Element data from apps and pages:
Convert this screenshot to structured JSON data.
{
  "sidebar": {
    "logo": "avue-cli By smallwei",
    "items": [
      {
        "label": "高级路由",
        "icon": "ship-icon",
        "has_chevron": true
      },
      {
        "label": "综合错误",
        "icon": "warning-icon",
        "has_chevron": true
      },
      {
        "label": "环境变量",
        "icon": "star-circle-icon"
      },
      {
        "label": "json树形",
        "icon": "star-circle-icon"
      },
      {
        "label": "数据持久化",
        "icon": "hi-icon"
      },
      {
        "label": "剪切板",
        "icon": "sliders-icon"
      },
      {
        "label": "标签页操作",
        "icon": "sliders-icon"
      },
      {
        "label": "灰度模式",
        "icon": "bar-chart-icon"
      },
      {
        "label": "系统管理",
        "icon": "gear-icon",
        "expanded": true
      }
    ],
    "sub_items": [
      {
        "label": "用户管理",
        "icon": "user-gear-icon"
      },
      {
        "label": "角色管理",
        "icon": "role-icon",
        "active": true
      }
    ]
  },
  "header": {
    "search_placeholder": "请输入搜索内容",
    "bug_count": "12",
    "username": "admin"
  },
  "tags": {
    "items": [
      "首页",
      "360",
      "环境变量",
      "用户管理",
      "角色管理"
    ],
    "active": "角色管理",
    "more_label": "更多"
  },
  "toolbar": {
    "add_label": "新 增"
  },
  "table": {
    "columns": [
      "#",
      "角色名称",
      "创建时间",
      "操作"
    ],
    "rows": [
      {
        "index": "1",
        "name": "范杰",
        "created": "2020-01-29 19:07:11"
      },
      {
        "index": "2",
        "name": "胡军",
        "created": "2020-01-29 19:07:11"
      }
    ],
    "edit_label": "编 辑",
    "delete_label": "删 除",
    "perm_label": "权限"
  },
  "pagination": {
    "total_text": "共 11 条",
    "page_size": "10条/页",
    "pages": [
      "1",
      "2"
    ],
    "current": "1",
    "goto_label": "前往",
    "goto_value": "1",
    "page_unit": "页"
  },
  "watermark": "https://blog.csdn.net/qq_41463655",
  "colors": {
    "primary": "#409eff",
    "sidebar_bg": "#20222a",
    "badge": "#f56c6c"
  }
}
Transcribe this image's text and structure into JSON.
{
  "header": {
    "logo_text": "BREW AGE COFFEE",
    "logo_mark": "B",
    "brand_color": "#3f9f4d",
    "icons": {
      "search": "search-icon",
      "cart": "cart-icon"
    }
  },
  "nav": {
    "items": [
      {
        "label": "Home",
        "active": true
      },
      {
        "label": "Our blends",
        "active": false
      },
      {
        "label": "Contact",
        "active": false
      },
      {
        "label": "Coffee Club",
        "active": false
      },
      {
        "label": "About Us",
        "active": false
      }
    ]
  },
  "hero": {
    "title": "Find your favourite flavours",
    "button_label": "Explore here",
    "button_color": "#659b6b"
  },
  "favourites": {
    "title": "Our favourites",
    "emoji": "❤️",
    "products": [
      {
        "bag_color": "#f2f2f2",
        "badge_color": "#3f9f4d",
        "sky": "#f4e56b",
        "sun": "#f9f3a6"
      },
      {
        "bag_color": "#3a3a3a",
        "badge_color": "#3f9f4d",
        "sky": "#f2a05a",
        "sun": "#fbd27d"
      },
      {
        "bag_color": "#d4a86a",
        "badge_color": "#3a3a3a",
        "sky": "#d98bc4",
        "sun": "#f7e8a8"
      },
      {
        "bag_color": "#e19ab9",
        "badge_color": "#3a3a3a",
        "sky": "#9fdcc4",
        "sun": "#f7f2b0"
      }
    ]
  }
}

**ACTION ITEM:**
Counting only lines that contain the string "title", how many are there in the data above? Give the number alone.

**SOLUTION TO THIS PROBLEM:**
2